Why does the internet love the tree law so much? | Root Devices

It was day 76 of the Hollywood Writers’ Strike, and comedian Chris Stephens traveled to the battle lines once again. But when he arrived in front of Universal Studios, he noticed something strange. The trees outside the studio – which offer a rare bit of shade from the brutal Los Angeles sun – were pruned until they were almost bare.

“Quick shout out to the good folks at @UniversalPics for trimming the trees that were giving us shade right before the 90+ degree week,” Stephens tweeted.

It’s a historic moment in Hollywood, as last week the actors’ and writers’ unions joined together for the first double strike since 1960. Although it has not been proven definitively that Universal was responsible, the striking entertainers found the timing strange.

“Obviously, I can’t say there’s a bunch of people smoking cigars in a room and saying, ‘Oh, let’s burn them all on the sidewalk,'” Stephens told Root Devices. “But the moment everyone on the line saw those trees being cut down, it seemed intentional.”

Universal did not respond to a request for comment.

Stephens’ tweet went viral — partly because it’s ridiculous to imagine a huge studio trimming trees in an act of union busting, but also because it turns out there’s a special corner of the internet obsessed with the Tree Act.

The Law of Trees is just what it sounds like: the Law of Trees. There is a Reddit community, r/treelaw, that has over 77,000 members. Not everyone is an expert on hyperspecific local tree laws. They just find this esoteric branch of law neat, especially when it comes up in extremely specific and bizarre scenarios.

One of Reddit’s most popular communities is r/AmITheAsshole (also known as AITA), where people share drama going on in their personal lives and ask Redditors to debate who’s the jerk in the situation. The Tree Act scratches the same itch as AITA, but it’s weirder because any situation where trees are involved in a lawsuit is probably a bit more niche than a bad breakup story. There’s even a comic about the Law of Trees attributed to him

It’s strange how often the Law of Trees pops up online and a bit of a fandom has formed around it. Like writer Jenna Rutenberg explainedI think the basis of this meme is that the story is usually that some rich jerk damages the trees for their own amenity/aesthetics/property value, and some brave lawyer nails them with an obscure statute and they get fined like mad.”

That seems to be the case in one ongoing dispute in which a New Jersey homeowner cut down 32 trees on his neighbor’s property, apparently to get a better view of New York City, but according to tree law, each tree cut without a permit is subject to a $1,000 fine. Twitter user @SamAsIAm posted about the incident, which he heard about from a friend who is a municipal arborist. The arborist found that there was a provision requiring mature trees to be replanted, but the area where the trees were cut was on a mountainside that was inaccessible by car, so now the property owner who cut the trees could be on the hook . to pay for road construction and replant trees. And because these trees were so old, it will be very difficult and expensive to replace them.
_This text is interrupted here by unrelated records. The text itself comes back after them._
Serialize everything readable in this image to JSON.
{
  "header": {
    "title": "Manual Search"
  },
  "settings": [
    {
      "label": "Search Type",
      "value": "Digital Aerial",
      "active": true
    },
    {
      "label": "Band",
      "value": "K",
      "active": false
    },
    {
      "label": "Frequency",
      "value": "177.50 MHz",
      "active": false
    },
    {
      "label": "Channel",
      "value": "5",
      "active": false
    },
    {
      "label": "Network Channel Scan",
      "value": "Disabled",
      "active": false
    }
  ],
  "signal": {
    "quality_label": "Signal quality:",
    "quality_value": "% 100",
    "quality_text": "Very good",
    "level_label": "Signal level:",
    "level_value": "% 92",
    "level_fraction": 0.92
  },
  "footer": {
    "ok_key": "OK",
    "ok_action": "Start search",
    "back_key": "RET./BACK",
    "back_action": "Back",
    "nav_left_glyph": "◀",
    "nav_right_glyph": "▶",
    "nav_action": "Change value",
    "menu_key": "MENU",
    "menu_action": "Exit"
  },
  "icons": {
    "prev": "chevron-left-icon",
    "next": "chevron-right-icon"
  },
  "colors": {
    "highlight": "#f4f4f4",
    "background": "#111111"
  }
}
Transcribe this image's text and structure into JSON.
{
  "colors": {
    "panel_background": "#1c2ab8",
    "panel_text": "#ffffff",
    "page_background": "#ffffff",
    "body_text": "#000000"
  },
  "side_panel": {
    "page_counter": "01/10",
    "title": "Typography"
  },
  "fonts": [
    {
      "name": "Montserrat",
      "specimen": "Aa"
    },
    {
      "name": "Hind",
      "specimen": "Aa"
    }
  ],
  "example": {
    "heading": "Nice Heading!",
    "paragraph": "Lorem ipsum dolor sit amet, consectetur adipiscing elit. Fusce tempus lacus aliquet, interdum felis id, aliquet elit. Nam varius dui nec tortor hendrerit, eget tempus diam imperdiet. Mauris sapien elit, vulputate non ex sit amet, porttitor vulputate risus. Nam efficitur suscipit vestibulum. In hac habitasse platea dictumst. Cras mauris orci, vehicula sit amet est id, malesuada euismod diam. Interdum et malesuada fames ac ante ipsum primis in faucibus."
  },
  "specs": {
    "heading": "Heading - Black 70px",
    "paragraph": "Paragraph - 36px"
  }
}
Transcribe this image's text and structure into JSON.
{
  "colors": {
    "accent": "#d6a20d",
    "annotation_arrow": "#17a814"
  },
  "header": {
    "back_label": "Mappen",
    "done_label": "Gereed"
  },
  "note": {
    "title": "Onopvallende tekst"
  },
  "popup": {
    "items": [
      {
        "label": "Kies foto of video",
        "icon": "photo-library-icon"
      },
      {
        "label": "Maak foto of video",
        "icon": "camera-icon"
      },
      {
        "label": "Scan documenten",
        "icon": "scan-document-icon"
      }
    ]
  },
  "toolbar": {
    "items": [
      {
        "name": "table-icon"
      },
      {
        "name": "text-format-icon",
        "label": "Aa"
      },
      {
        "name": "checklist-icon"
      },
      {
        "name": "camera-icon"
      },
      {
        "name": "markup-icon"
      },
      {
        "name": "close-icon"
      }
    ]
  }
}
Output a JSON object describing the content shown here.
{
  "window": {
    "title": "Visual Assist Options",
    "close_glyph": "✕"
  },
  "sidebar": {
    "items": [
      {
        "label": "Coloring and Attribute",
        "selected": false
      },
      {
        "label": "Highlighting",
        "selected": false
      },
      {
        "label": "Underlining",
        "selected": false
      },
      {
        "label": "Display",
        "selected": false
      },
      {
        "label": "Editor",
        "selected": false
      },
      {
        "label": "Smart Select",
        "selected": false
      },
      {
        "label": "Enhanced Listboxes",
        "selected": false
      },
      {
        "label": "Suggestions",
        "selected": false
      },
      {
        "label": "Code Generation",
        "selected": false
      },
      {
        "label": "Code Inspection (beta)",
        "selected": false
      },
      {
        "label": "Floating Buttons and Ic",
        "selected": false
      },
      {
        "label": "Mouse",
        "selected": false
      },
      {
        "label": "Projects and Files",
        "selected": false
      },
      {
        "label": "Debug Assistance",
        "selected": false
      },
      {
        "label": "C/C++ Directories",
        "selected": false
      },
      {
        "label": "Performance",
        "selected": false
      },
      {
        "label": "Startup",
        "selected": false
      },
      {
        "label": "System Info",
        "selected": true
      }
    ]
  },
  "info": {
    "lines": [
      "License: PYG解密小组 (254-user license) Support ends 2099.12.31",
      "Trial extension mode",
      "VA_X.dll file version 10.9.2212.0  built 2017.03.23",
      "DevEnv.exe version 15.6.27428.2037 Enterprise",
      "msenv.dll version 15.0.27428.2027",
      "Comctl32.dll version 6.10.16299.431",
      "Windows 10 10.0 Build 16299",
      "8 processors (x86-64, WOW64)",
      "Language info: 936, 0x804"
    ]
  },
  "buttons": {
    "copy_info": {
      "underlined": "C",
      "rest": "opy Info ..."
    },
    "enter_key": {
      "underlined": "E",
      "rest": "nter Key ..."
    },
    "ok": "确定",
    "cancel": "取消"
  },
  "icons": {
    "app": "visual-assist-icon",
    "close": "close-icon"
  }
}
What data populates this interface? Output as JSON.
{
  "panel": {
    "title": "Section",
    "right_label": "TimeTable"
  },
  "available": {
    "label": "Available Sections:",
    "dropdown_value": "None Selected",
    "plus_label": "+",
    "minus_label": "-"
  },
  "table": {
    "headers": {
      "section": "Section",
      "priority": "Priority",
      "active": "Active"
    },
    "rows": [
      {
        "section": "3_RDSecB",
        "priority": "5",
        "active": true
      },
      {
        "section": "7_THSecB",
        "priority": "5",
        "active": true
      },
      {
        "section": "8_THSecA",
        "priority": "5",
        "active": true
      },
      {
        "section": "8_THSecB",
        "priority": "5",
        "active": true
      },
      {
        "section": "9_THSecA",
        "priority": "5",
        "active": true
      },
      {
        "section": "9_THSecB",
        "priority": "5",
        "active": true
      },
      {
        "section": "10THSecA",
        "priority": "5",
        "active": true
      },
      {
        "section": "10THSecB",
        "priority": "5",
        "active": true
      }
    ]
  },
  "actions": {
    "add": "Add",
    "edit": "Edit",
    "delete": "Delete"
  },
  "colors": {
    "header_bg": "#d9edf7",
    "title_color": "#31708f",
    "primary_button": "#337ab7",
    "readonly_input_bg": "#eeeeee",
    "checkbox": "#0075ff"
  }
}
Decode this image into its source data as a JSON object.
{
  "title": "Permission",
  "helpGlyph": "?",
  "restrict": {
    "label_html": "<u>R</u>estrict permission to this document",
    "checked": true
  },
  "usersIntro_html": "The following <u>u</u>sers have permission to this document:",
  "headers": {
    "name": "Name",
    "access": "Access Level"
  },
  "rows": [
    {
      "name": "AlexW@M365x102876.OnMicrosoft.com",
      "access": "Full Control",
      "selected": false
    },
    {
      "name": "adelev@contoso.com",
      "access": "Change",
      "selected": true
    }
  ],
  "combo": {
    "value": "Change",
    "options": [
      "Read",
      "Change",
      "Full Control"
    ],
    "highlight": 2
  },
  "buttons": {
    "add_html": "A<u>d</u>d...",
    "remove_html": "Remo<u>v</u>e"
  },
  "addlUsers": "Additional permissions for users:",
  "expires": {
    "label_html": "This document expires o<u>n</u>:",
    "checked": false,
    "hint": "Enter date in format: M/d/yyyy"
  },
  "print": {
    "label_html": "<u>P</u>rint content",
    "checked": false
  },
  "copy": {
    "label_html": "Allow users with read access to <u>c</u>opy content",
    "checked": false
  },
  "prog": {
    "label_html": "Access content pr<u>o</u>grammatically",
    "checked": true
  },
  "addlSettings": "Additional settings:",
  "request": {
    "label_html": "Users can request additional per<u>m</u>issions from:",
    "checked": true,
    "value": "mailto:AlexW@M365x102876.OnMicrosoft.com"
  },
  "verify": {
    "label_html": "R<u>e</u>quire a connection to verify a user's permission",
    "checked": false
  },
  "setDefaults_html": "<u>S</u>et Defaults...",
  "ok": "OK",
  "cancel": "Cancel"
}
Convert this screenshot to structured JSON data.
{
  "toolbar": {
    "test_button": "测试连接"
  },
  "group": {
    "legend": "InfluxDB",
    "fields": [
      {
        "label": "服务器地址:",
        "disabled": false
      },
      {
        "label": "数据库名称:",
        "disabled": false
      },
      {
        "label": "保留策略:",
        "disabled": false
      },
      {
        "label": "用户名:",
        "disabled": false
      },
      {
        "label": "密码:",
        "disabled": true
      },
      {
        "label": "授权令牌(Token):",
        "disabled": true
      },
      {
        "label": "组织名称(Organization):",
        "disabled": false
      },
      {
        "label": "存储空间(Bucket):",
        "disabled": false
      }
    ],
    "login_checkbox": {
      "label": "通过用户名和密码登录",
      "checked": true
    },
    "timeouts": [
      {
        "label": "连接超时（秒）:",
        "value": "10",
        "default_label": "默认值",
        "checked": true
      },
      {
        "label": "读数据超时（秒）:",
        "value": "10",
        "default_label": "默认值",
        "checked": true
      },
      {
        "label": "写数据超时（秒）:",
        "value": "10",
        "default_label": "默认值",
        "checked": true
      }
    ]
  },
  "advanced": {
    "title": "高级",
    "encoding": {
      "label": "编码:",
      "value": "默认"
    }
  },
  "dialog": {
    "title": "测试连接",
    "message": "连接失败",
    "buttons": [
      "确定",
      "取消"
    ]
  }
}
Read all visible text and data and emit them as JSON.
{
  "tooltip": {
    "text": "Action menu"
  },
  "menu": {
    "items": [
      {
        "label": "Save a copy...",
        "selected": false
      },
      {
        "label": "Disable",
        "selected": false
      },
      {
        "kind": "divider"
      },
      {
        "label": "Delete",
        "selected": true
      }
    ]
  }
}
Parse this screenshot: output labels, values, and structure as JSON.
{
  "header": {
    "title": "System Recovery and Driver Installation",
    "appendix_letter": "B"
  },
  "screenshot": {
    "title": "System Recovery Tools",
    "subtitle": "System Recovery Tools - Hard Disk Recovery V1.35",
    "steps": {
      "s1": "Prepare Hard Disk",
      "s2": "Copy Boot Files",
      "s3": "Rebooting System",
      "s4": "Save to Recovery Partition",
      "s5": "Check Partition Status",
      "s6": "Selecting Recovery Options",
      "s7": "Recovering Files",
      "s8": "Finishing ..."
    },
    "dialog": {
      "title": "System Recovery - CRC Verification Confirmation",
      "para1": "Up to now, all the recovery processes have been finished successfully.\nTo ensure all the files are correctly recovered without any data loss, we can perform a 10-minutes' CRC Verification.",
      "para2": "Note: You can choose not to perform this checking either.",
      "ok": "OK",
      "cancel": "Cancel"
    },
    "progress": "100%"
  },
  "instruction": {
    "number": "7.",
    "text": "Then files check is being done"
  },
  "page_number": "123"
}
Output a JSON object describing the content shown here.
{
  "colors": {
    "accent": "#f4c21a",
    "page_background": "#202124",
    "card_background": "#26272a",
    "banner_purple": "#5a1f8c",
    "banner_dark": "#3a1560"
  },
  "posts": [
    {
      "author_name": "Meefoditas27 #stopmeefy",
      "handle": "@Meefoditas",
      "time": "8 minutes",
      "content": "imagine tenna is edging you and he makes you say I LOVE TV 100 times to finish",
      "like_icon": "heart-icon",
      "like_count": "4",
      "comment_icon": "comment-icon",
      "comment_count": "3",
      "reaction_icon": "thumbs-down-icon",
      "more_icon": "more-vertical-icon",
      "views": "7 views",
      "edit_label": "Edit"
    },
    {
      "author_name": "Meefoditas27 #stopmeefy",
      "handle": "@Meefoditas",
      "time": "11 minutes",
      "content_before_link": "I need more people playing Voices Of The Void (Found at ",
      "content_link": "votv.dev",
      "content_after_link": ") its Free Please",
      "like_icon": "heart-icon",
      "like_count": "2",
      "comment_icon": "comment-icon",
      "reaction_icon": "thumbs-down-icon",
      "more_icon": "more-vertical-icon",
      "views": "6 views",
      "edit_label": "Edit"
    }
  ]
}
To rephrase it as an AITA post: Am I being a jerk if I cut down 32 trees on my neighbor’s property, but instead of being charged $32,000 in fines, they’re now going to make me build a road and find transplanted, equally mature trees to replant?

Like the situation at Universal, this incident went viral, and when the preliminary hearing was held in June, 200 people tried to join the Zoom public call.

Of course, the combination of large corporations (supposedly) behaving badly and the Tree Act created the perfect storm for internet virality. Stephens’ tweet was even noticed by Los Angeles City Supervisor Kenneth Mejia, who investigated the situation.

After consulting with the Office of Street Services, Mejia found that the city had not issued any permits to allow the trimming of these trees, nor had any permits been issued in the past three years. Whoever is responsible for this failuresheetable behavior we’ll charge an administrative fee that starts at $250, but Stephens says it’s not about the money. When incidents like this during a writers’ and actors’ strike go viral, it can help turn the public narrative against the studios. That’s an advantage writers didn’t have in 2008, when TikTok didn’t exist and Twitter was two years old.

“What [studios] can’t afford, but it’s priceless, it’s outrage,” he said. “These are people who watch their shows and subscribe to their streaming services. They clearly care when people are upset.”


Leave a Comment